A thorough understanding of proxy voting guidelines also allows companies to model and stress test how current equity plan designs, executive compensation and corporate performance levels will fare when tested under ISS and/or Glass Lewis research and stress tests.

At Global Governance Advisors (GGA), we often are asked by our Board clients if their current Stock Option Plan or Restricted Share Unit Plan that is up for shareholder approval at the next AGM will pass the ISS Equity Plan Scorecard test. Over the years, we at GGA have done extensive work in this area and have created a proprietary Equity Plan Scorecard Modeller (see example below) that seeks to estimate how a plan will stack up against ISS criteria. The Modeller allows our clients to work with us to enter in the parameters of its current equity compensation plan up for approval in each of the areas assessed by ISS and our proprietary model will provide an estimate of whether the plan design will “Pass” or “Fail” the test ahead of time. While GGA cannot guarantee the results will be exactly the same as the ISS results, the Modeller provides clients with a sense of their chances of receiving a “Fail” result. GGA can then work with the client to make amendments to the current plan design that will increase the likelihood of a more positive “Pass” result when the actual ISS test is conducted in advance of its AGM.

Illustrative Example: Equity Plan Scorecard Simulator

ISS also runs an annual Pay-for-Performance Test, which it uses when making voting recommendations on a company’s Say on Pay vote on executive compensation. This test covers:

  1. Relative Degree of Alignment;
  2. Multiple of Median; and
  3. Financial Performance.

Understanding how each of these tests is conducted allows companies to get out ahead of the curve and work with its compensation advisor to test the current compensation levels and performance prospectively in advance of the ISS analysis. At GGA, we have also created proprietary tools to estimate the results of ISS’ Pay-for-Performance tests that we use with our clients as an estimate of ISS results. Based on the results of this analysis, we can then work with our clients to improve their chances of receiving a “Yes” recommendation for their Say on Pay vote and to improve their annual Compensation Discussion & Analysis disclosure to provide appropriate rationale for why compensation levels have been set the way they have.

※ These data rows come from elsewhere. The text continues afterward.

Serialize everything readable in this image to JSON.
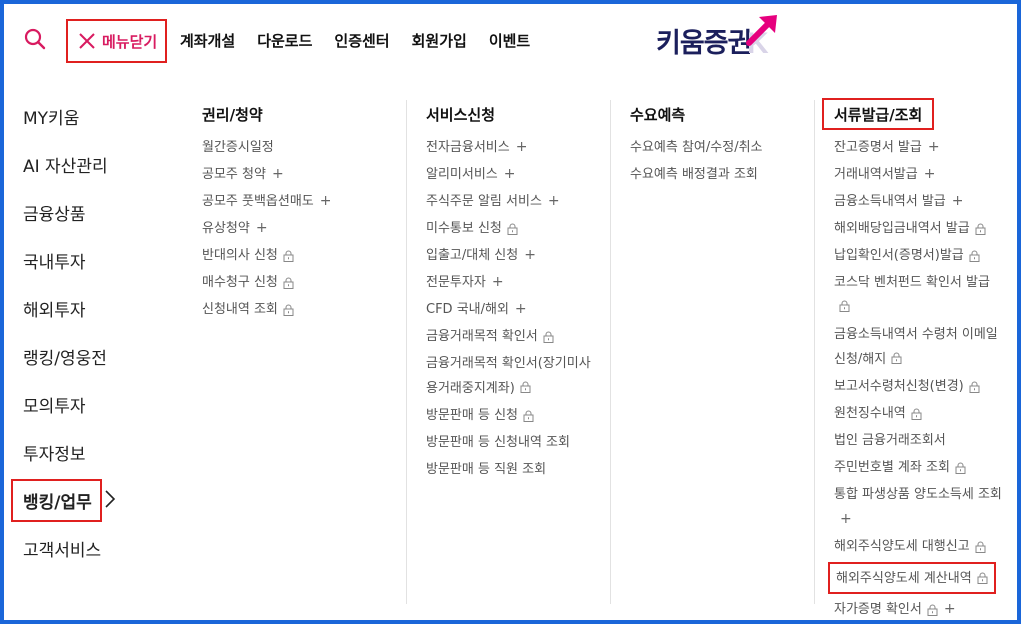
{
  "header": {
    "close_label": "메뉴닫기",
    "nav": [
      "계좌개설",
      "다운로드",
      "인증센터",
      "회원가입",
      "이벤트"
    ],
    "logo_text": "키움증권",
    "logo_letter": "K"
  },
  "left_menu": {
    "items": [
      "MY키움",
      "AI 자산관리",
      "금융상품",
      "국내투자",
      "해외투자",
      "랭킹/영웅전",
      "모의투자",
      "투자정보"
    ],
    "active": "뱅킹/업무",
    "after": [
      "고객서비스"
    ]
  },
  "columns": {
    "c1": {
      "title": "권리/청약",
      "items": [
        {
          "label": "월간증시일정",
          "lock": false,
          "plus": false
        },
        {
          "label": "공모주 청약",
          "lock": false,
          "plus": true
        },
        {
          "label": "공모주 풋백옵션매도",
          "lock": false,
          "plus": true
        },
        {
          "label": "유상청약",
          "lock": false,
          "plus": true
        },
        {
          "label": "반대의사 신청",
          "lock": true,
          "plus": false
        },
        {
          "label": "매수청구 신청",
          "lock": true,
          "plus": false
        },
        {
          "label": "신청내역 조회",
          "lock": true,
          "plus": false
        }
      ]
    },
    "c2": {
      "title": "서비스신청",
      "items": [
        {
          "label": "전자금융서비스",
          "lock": false,
          "plus": true
        },
        {
          "label": "알리미서비스",
          "lock": false,
          "plus": true
        },
        {
          "label": "주식주문 알림 서비스",
          "lock": false,
          "plus": true
        },
        {
          "label": "미수통보 신청",
          "lock": true,
          "plus": false
        },
        {
          "label": "입출고/대체 신청",
          "lock": false,
          "plus": true
        },
        {
          "label": "전문투자자",
          "lock": false,
          "plus": true
        },
        {
          "label": "CFD 국내/해외",
          "lock": false,
          "plus": true
        },
        {
          "label": "금융거래목적 확인서",
          "lock": true,
          "plus": false
        },
        {
          "label": "금융거래목적 확인서(장기미사용거래중지계좌)",
          "lock": true,
          "plus": false
        },
        {
          "label": "방문판매 등 신청",
          "lock": true,
          "plus": false
        },
        {
          "label": "방문판매 등 신청내역 조회",
          "lock": false,
          "plus": false
        },
        {
          "label": "방문판매 등 직원 조회",
          "lock": false,
          "plus": false
        }
      ]
    },
    "c3": {
      "title": "수요예측",
      "items": [
        {
          "label": "수요예측 참여/수정/취소",
          "lock": false,
          "plus": false
        },
        {
          "label": "수요예측 배정결과 조회",
          "lock": false,
          "plus": false
        }
      ]
    },
    "c4": {
      "title": "서류발급/조회",
      "items": [
        {
          "label": "잔고증명서 발급",
          "lock": false,
          "plus": true
        },
        {
          "label": "거래내역서발급",
          "lock": false,
          "plus": true
        },
        {
          "label": "금융소득내역서 발급",
          "lock": false,
          "plus": true
        },
        {
          "label": "해외배당입금내역서 발급",
          "lock": true,
          "plus": false
        },
        {
          "label": "납입확인서(증명서)발급",
          "lock": true,
          "plus": false
        },
        {
          "label": "코스닥 벤처펀드 확인서 발급",
          "lock": true,
          "plus": false
        },
        {
          "label": "금융소득내역서 수령처 이메일 신청/해지",
          "lock": true,
          "plus": false
        },
        {
          "label": "보고서수령처신청(변경)",
          "lock": true,
          "plus": false
        },
        {
          "label": "원천징수내역",
          "lock": true,
          "plus": false
        },
        {
          "label": "법인 금융거래조회서",
          "lock": false,
          "plus": false
        },
        {
          "label": "주민번호별 계좌 조회",
          "lock": true,
          "plus": false
        },
        {
          "label": "통합 파생상품 양도소득세 조회",
          "lock": false,
          "plus": true
        },
        {
          "label": "해외주식양도세 대행신고",
          "lock": true,
          "plus": false
        },
        {
          "label": "해외주식양도세 계산내역",
          "lock": true,
          "plus": false
        },
        {
          "label": "자가증명 확인서",
          "lock": true,
          "plus": true
        }
      ]
    }
  }
}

Closing Thoughts

Proxy voting guideline season is upon us. Be on the lookout for ISS and Glass Lewis draft proxy voting guidelines for 2019, which will be coming out in the next few weeks. ISS will provide a window for companies to comment on the proposed 2019 guidelines, so be sure to review any updates to their policies and any of their existing guidelines and consider providing feedback. After this comment period ISS will take into account any feedback received and finalize its guidelines, so look for their finalized 2019 proxy voting guidelines which will most likely be published in November of this year. Understand how your current compensation plans and governance practices align with ISS and Glass Lewis guidelines, but also those of your major shareholders so you can prepare in advance of your 2019 AGM. Work with your compensation advisor to review any discrepancies between your current practices and the guidelines and be prepared to test whether your policies will “Pass” or “Fail” ISS, Glass Lewis and major shareholder assessments. Ultimately, understanding proxy voting guidelines will allow companies to get out ahead of the curve and prevent negative vote outcomes during the 2019 proxy season.

Like what you read? Feel free to browse through the rest of our blog site (how about checking out Four Steps a Board Should Follow When Determining Executive Compensation) for more information.

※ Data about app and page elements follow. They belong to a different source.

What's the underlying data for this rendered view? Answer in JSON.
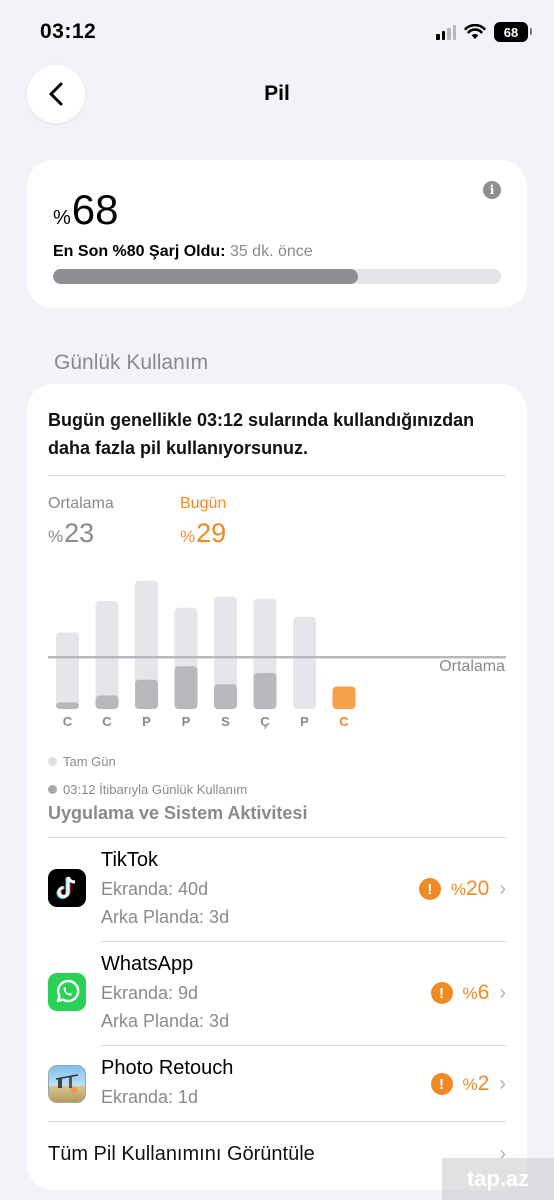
{
  "status_bar": {
    "time": "03:12",
    "battery_level": "68"
  },
  "nav": {
    "title": "Pil"
  },
  "battery_card": {
    "percent_sign": "%",
    "level": "68",
    "last_charge_label": "En Son %80 Şarj Oldu:",
    "last_charge_ago": "35 dk. önce",
    "progress_fraction": 0.68
  },
  "section_header": "Günlük Kullanım",
  "usage_card": {
    "message": "Bugün genellikle 03:12 sularında kullandığınızdan daha fazla pil kullanıyorsunuz.",
    "average": {
      "label": "Ortalama",
      "percent_sign": "%",
      "value": "23"
    },
    "today": {
      "label": "Bugün",
      "percent_sign": "%",
      "value": "29"
    },
    "legend_full_day": "Tam Gün",
    "legend_usage": "03:12 İtibarıyla Günlük Kullanım",
    "app_section_title": "Uygulama ve Sistem Aktivitesi",
    "view_all": "Tüm Pil Kullanımını Görüntüle"
  },
  "chart_data": {
    "type": "bar",
    "categories": [
      "C",
      "C",
      "P",
      "P",
      "S",
      "Ç",
      "P",
      "C"
    ],
    "series": [
      {
        "name": "Tam Gün",
        "values": [
          34,
          48,
          57,
          45,
          50,
          49,
          41,
          0
        ]
      },
      {
        "name": "03:12 İtibarıyla Günlük Kullanım",
        "values": [
          3,
          6,
          13,
          19,
          11,
          16,
          0,
          10
        ]
      }
    ],
    "average_line_label": "Ortalama",
    "average_line_value": 23,
    "today_index": 7,
    "colors": {
      "full_day": "#e5e5ea",
      "usage": "#b8b8bd",
      "today": "#f5a04a",
      "average_line": "#b8b8bd"
    }
  },
  "apps": [
    {
      "name": "TikTok",
      "screen": "Ekranda: 40d",
      "background": "Arka Planda: 3d",
      "percent_sign": "%",
      "percent": "20",
      "icon": "tiktok-app-icon"
    },
    {
      "name": "WhatsApp",
      "screen": "Ekranda: 9d",
      "background": "Arka Planda: 3d",
      "percent_sign": "%",
      "percent": "6",
      "icon": "whatsapp-app-icon"
    },
    {
      "name": "Photo Retouch",
      "screen": "Ekranda: 1d",
      "percent_sign": "%",
      "percent": "2",
      "icon": "photo-retouch-app-icon"
    }
  ],
  "watermark": "tap.az",
  "colors": {
    "accent_orange": "#f08a24",
    "background": "#f2f2f7",
    "card": "#ffffff"
  }
}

Written by Peter Landers

Sep 24, 2018

Related Posts

Share This